In placing the Haqqani network not so much at the centre of the extremist nexus but at its origin, this book makes an important contribution to our understanding of Afghan and Pakistani militant groups. And it has obvious implications for the terms of any eventual peace settlement, which could well see the Haqqanis taking control of its south-eastern heartland.
It is weaker in discussing the extent to which Pakistan and its ISI spy agency continue to run the Haqqanis, relying on historical accounts dating back to the anti-Soviet Jihad brought up to date with weakly sourced American allegations.

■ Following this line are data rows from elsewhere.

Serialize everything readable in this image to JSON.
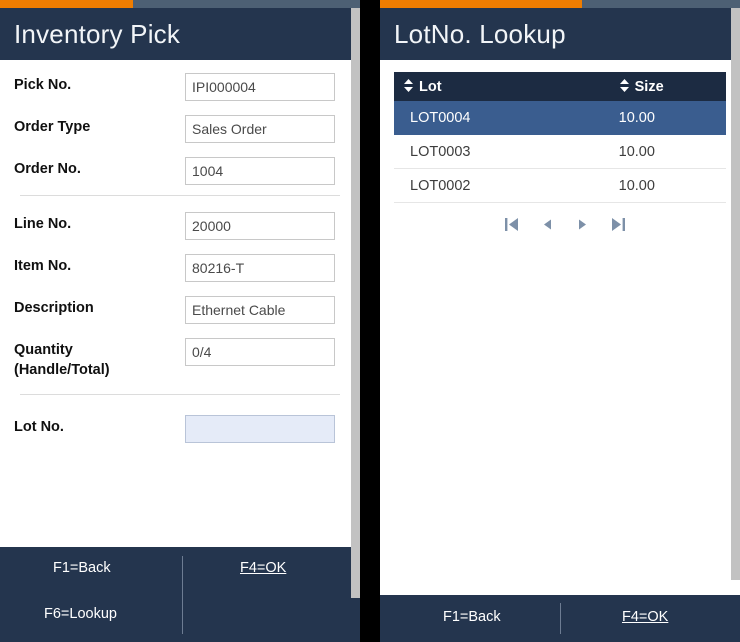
{
  "colors": {
    "accent_orange": "#f07d00",
    "title_bar_navy": "#24354e",
    "grid_header_navy": "#1c2b42",
    "selected_row_blue": "#3a5d8f",
    "progress_track": "#4d6074",
    "focused_field_bg": "#e5ebf8"
  },
  "left_panel": {
    "progress_percent": 37,
    "title": "Inventory Pick",
    "fields": [
      {
        "label": "Pick No.",
        "value": "IPI000004",
        "focused": false
      },
      {
        "label": "Order Type",
        "value": "Sales Order",
        "focused": false
      },
      {
        "label": "Order No.",
        "value": "1004",
        "focused": false
      },
      {
        "label": "Line No.",
        "value": "20000",
        "focused": false
      },
      {
        "label": "Item No.",
        "value": "80216-T",
        "focused": false
      },
      {
        "label": "Description",
        "value": "Ethernet Cable",
        "focused": false
      },
      {
        "label": "Quantity\n(Handle/Total)",
        "value": "0/4",
        "focused": false
      },
      {
        "label": "Lot No.",
        "value": "",
        "focused": true
      }
    ],
    "footer": {
      "back_label": "F1=Back",
      "lookup_label": "F6=Lookup",
      "ok_label": "F4=OK"
    }
  },
  "right_panel": {
    "progress_percent": 56,
    "title": "LotNo. Lookup",
    "grid": {
      "columns": [
        {
          "key": "lot",
          "label": "Lot",
          "sort_icon": "sort-updown-icon"
        },
        {
          "key": "size",
          "label": "Size",
          "sort_icon": "sort-updown-icon"
        }
      ],
      "rows": [
        {
          "lot": "LOT0004",
          "size": "10.00",
          "selected": true
        },
        {
          "lot": "LOT0003",
          "size": "10.00",
          "selected": false
        },
        {
          "lot": "LOT0002",
          "size": "10.00",
          "selected": false
        }
      ]
    },
    "pager": [
      {
        "name": "first-page-icon",
        "glyph": "first"
      },
      {
        "name": "previous-page-icon",
        "glyph": "prev"
      },
      {
        "name": "next-page-icon",
        "glyph": "next"
      },
      {
        "name": "last-page-icon",
        "glyph": "last"
      }
    ],
    "footer": {
      "back_label": "F1=Back",
      "ok_label": "F4=OK"
    }
  }
}
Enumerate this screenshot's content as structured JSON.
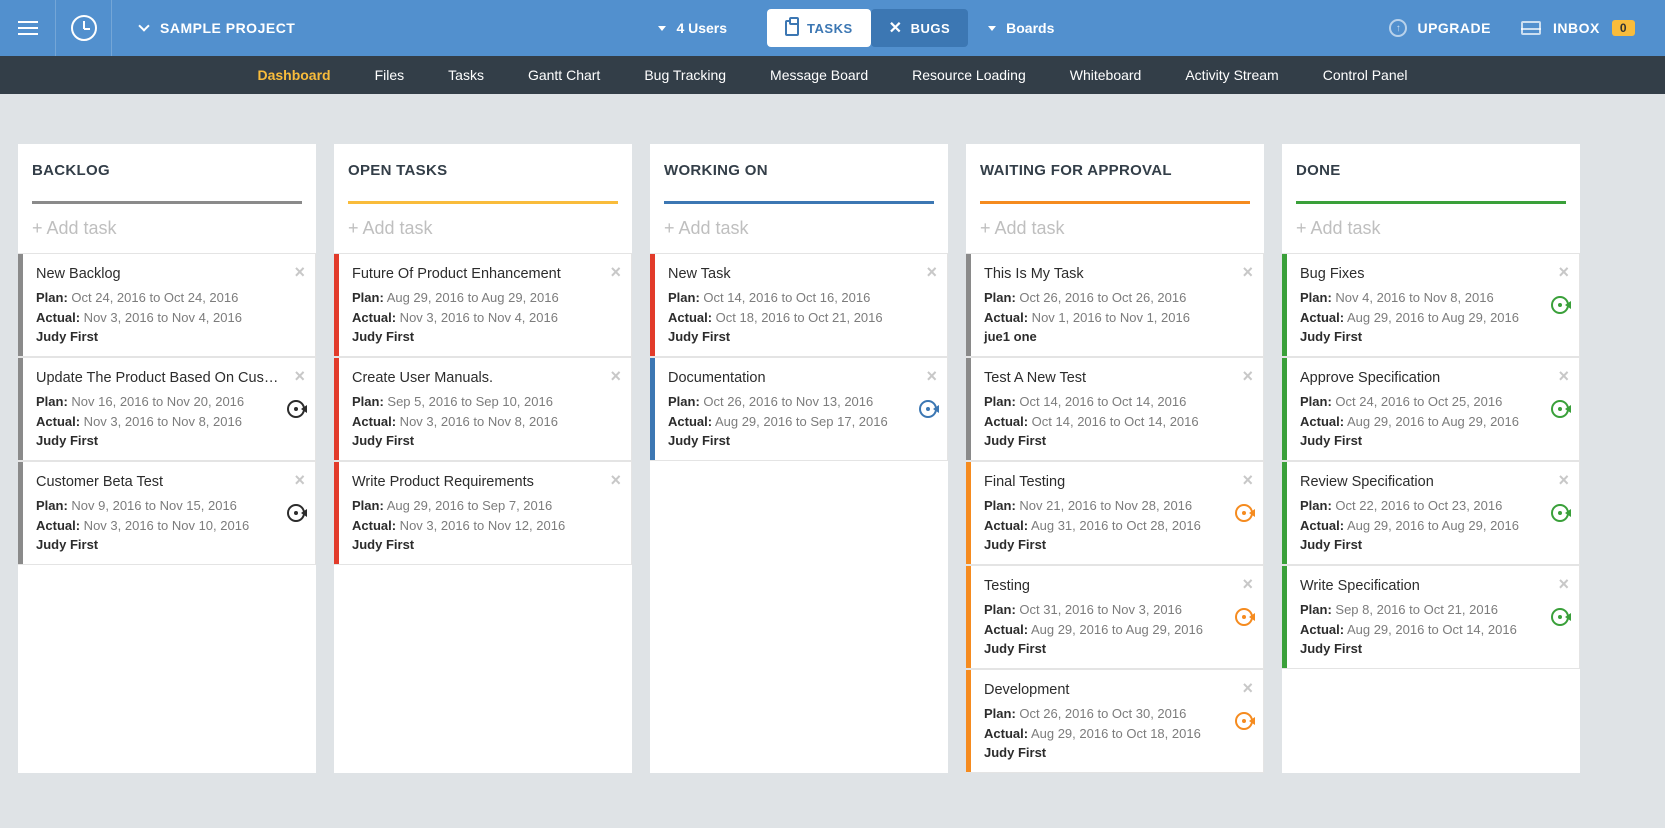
{
  "header": {
    "project_name": "SAMPLE PROJECT",
    "users_label": "4 Users",
    "tasks_btn": "TASKS",
    "bugs_btn": "BUGS",
    "boards_label": "Boards",
    "upgrade_label": "UPGRADE",
    "inbox_label": "INBOX",
    "inbox_count": "0"
  },
  "subnav": {
    "items": [
      "Dashboard",
      "Files",
      "Tasks",
      "Gantt Chart",
      "Bug Tracking",
      "Message Board",
      "Resource Loading",
      "Whiteboard",
      "Activity Stream",
      "Control Panel"
    ],
    "active_index": 0
  },
  "add_task_placeholder": "+ Add task",
  "labels": {
    "plan": "Plan:",
    "actual": "Actual:"
  },
  "columns": [
    {
      "title": "BACKLOG",
      "color": "#8a8a8a",
      "cards": [
        {
          "title": "New Backlog",
          "plan": "Oct 24, 2016 to Oct 24, 2016",
          "actual": "Nov 3, 2016 to Nov 4, 2016",
          "assignee": "Judy First",
          "stripe": "#8a8a8a",
          "badge": null
        },
        {
          "title": "Update The Product Based On Custo...",
          "plan": "Nov 16, 2016 to Nov 20, 2016",
          "actual": "Nov 3, 2016 to Nov 8, 2016",
          "assignee": "Judy First",
          "stripe": "#8a8a8a",
          "badge": "#2c2c2c"
        },
        {
          "title": "Customer Beta Test",
          "plan": "Nov 9, 2016 to Nov 15, 2016",
          "actual": "Nov 3, 2016 to Nov 10, 2016",
          "assignee": "Judy First",
          "stripe": "#8a8a8a",
          "badge": "#2c2c2c"
        }
      ]
    },
    {
      "title": "OPEN TASKS",
      "color": "#f9bc3b",
      "cards": [
        {
          "title": "Future Of Product Enhancement",
          "plan": "Aug 29, 2016 to Aug 29, 2016",
          "actual": "Nov 3, 2016 to Nov 4, 2016",
          "assignee": "Judy First",
          "stripe": "#e23b2a",
          "badge": null
        },
        {
          "title": "Create User Manuals.",
          "plan": "Sep 5, 2016 to Sep 10, 2016",
          "actual": "Nov 3, 2016 to Nov 8, 2016",
          "assignee": "Judy First",
          "stripe": "#e23b2a",
          "badge": null
        },
        {
          "title": "Write Product Requirements",
          "plan": "Aug 29, 2016 to Sep 7, 2016",
          "actual": "Nov 3, 2016 to Nov 12, 2016",
          "assignee": "Judy First",
          "stripe": "#e23b2a",
          "badge": null
        }
      ]
    },
    {
      "title": "WORKING ON",
      "color": "#3c77b3",
      "cards": [
        {
          "title": "New Task",
          "plan": "Oct 14, 2016 to Oct 16, 2016",
          "actual": "Oct 18, 2016 to Oct 21, 2016",
          "assignee": "Judy First",
          "stripe": "#e23b2a",
          "badge": null
        },
        {
          "title": "Documentation",
          "plan": "Oct 26, 2016 to Nov 13, 2016",
          "actual": "Aug 29, 2016 to Sep 17, 2016",
          "assignee": "Judy First",
          "stripe": "#3c77b3",
          "badge": "#3c77b3"
        }
      ]
    },
    {
      "title": "WAITING FOR APPROVAL",
      "color": "#f58b1f",
      "cards": [
        {
          "title": "This Is My Task",
          "plan": "Oct 26, 2016 to Oct 26, 2016",
          "actual": "Nov 1, 2016 to Nov 1, 2016",
          "assignee": "jue1 one",
          "stripe": "#8a8a8a",
          "badge": null
        },
        {
          "title": "Test A New Test",
          "plan": "Oct 14, 2016 to Oct 14, 2016",
          "actual": "Oct 14, 2016 to Oct 14, 2016",
          "assignee": "Judy First",
          "stripe": "#8a8a8a",
          "badge": null
        },
        {
          "title": "Final Testing",
          "plan": "Nov 21, 2016 to Nov 28, 2016",
          "actual": "Aug 31, 2016 to Oct 28, 2016",
          "assignee": "Judy First",
          "stripe": "#f58b1f",
          "badge": "#f58b1f"
        },
        {
          "title": "Testing",
          "plan": "Oct 31, 2016 to Nov 3, 2016",
          "actual": "Aug 29, 2016 to Aug 29, 2016",
          "assignee": "Judy First",
          "stripe": "#f58b1f",
          "badge": "#f58b1f"
        },
        {
          "title": "Development",
          "plan": "Oct 26, 2016 to Oct 30, 2016",
          "actual": "Aug 29, 2016 to Oct 18, 2016",
          "assignee": "Judy First",
          "stripe": "#f58b1f",
          "badge": "#f58b1f"
        }
      ]
    },
    {
      "title": "DONE",
      "color": "#3aa03a",
      "cards": [
        {
          "title": "Bug Fixes",
          "plan": "Nov 4, 2016 to Nov 8, 2016",
          "actual": "Aug 29, 2016 to Aug 29, 2016",
          "assignee": "Judy First",
          "stripe": "#3aa03a",
          "badge": "#3aa03a"
        },
        {
          "title": "Approve Specification",
          "plan": "Oct 24, 2016 to Oct 25, 2016",
          "actual": "Aug 29, 2016 to Aug 29, 2016",
          "assignee": "Judy First",
          "stripe": "#3aa03a",
          "badge": "#3aa03a"
        },
        {
          "title": "Review Specification",
          "plan": "Oct 22, 2016 to Oct 23, 2016",
          "actual": "Aug 29, 2016 to Aug 29, 2016",
          "assignee": "Judy First",
          "stripe": "#3aa03a",
          "badge": "#3aa03a"
        },
        {
          "title": "Write Specification",
          "plan": "Sep 8, 2016 to Oct 21, 2016",
          "actual": "Aug 29, 2016 to Oct 14, 2016",
          "assignee": "Judy First",
          "stripe": "#3aa03a",
          "badge": "#3aa03a"
        }
      ]
    }
  ]
}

To be fair, no one else has much of an insight into Pakistan’s current attitude towards its long-standing allies.
But it sets out clearly what should be a key question facing Western officials scrabbling for a face-saving peace deal: Can the Taliban of Mullah Omar sever its ties to al-Qaeda – a red line in any negotiation – when it is clear that the Haqqanis remain so close to bin Laden’s terrorist outfit?
Technically the Haqqanis have sworn loyalty to Mullah Omar and say they will stand by his decision but this book makes clear that it might not be as simple as that, and to give up al-Qaeda would change the trajectory of decades of history.